Home > Life in Japan > Travel
  print button email button

Sunday, April 8, 2001

Up close and personal with the ocean


Staff writer

You can enjoy spectacular views along Japan's seashore by boat, but the best way to get up close and personal with the wonders of the coastline is by sea kayak.

In the narrow, closed boat, you can explore caves, paddle among fascinating rock formations, watch schools of fish and see birds diving into the water to catch them. If you are lucky, you might even encounter bigger marine creatures such as dolphins and sharks.

No certification is required to paddle a kayak, but you should learn the basic techniques from a professional, since lightweight kayaks can easily be carried away by high winds or tidal surges.

Although sea kayaking is a relatively new sport in Japan, there are several schools and tour-guide services available on the Izu Peninsula alone.

Most of them offer half-day or single-day expeditions, but some have options combining kayaking with other activities such as camping, fishing, scuba diving and dolphin watching. The fee differs depending on the course you choose.

Spring is the ideal season for kayaking; you won't be able to paddle long in the summer heat. In spring, all you need to wear is a T-shirt (preferably in a quick-drying synthetic fiber) and leggings over a bathing suit. If you still feel chilly you can wear a paddling jacket, but an ordinary waterproof windbreaker will also do.

The secret to enjoying kayaking lies in proper technique.
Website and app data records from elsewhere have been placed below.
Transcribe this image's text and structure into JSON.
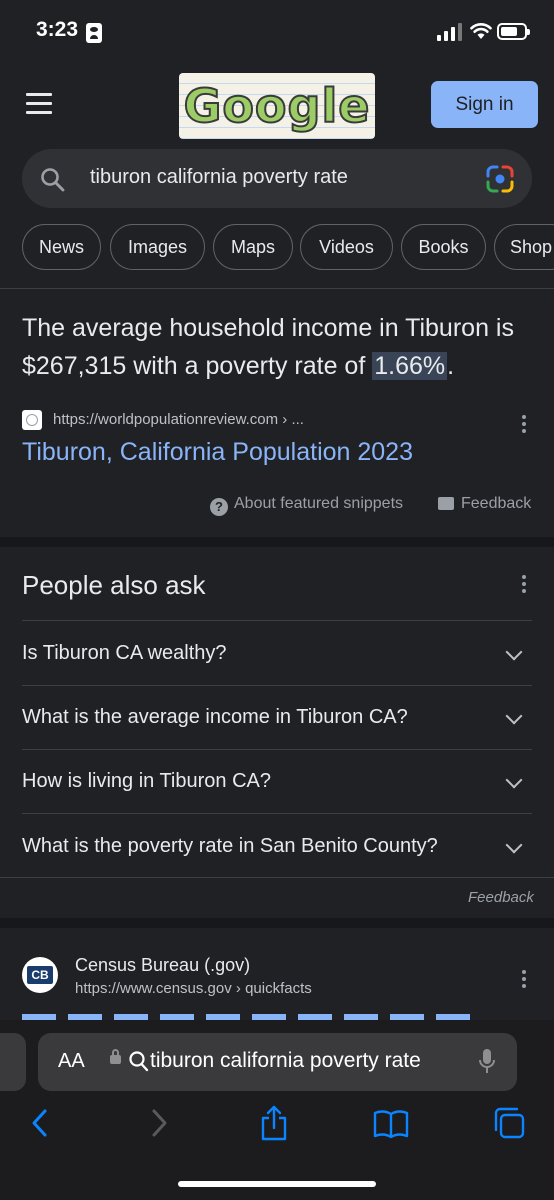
{
  "status": {
    "time": "3:23"
  },
  "header": {
    "logo_text": "Google",
    "sign_in": "Sign in"
  },
  "search": {
    "query": "tiburon california poverty rate"
  },
  "chips": [
    "News",
    "Images",
    "Maps",
    "Videos",
    "Books",
    "Shop"
  ],
  "snippet": {
    "text_before": "The average household income in Tiburon is $267,315 with a poverty rate of ",
    "highlight": "1.66%",
    "text_after": ".",
    "source_url": "https://worldpopulationreview.com › ...",
    "title": "Tiburon, California Population 2023",
    "about_label": "About featured snippets",
    "feedback_label": "Feedback"
  },
  "people_also_ask": {
    "title": "People also ask",
    "questions": [
      "Is Tiburon CA wealthy?",
      "What is the average income in Tiburon CA?",
      "How is living in Tiburon CA?",
      "What is the poverty rate in San Benito County?"
    ],
    "feedback_label": "Feedback"
  },
  "next_result": {
    "logo_text": "CB",
    "site_name": "Census Bureau (.gov)",
    "url": "https://www.census.gov › quickfacts"
  },
  "browser": {
    "aa_label": "AA",
    "address_text": "tiburon california poverty rate"
  },
  "colors": {
    "background": "#202124",
    "link": "#8ab4f8",
    "button": "#8ab4f8"
  }
}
While in some cases you need power (if you're racing, surfing or paddling against a strong wind, for example), usually a good paddling technique is all that is required.

Toshiyuki Nagaoke, a sea kayak instructor who runs Paddlers' Inn Kaito, in Shimoda, Shizuoka Prefecture, on the tip of the Izu Peninsula, points out that beginners tend to paddle only with their arms and burn out in an hour or two. He advises planting the paddle as far forward as possible and rotating your torso while keeping your elbow almost straight. To stroke more powerfully, you need to push your feet on the foot-braces while pulling the paddle.

If you master the proper paddling technique, you'll be able to paddle all day without burning out.

Bon voyage!

Sea kayaking centers:

Paddlers' Inn Kaito: 2639 Shirahama, Shimoda-shi, Shizuoka, (0558) 22-6779. 22,000 yen for two half-day lessons including food and lodging. See www.izu.co.jp/~kaitoinn

Zen: 1114 Yokosuka, Kamogawa-shi, Chiba, (0470) 92-0478. A half-day lesson is 7,000 yen for beginners, 8,000 yen for intermediates.

Nishi-Izu Coastal Kayaks: 323-5 Matsuzaki, Matsuzaki-cho, Kamo-gun, Shizuoka, (0558) 42-0898. 10,000 yen for an introductory course.

Hyogo Prefectural Maruyamagawa Koen: 1163 Kojima, Toyooka-shi, Hyogo, (0796) 28-3085. 9,600 yen for a one-day lesson.



Back to Top

About us |  Work for us |  Contact us |  Privacy policy |  Link policy |  Registration FAQ
Advertise in japantimes.co.jp.
This site has been optimized for modern browsers. Please make sure that Javascript is enabled in your browser's preferences.
The Japan Times Ltd. All rights reserved.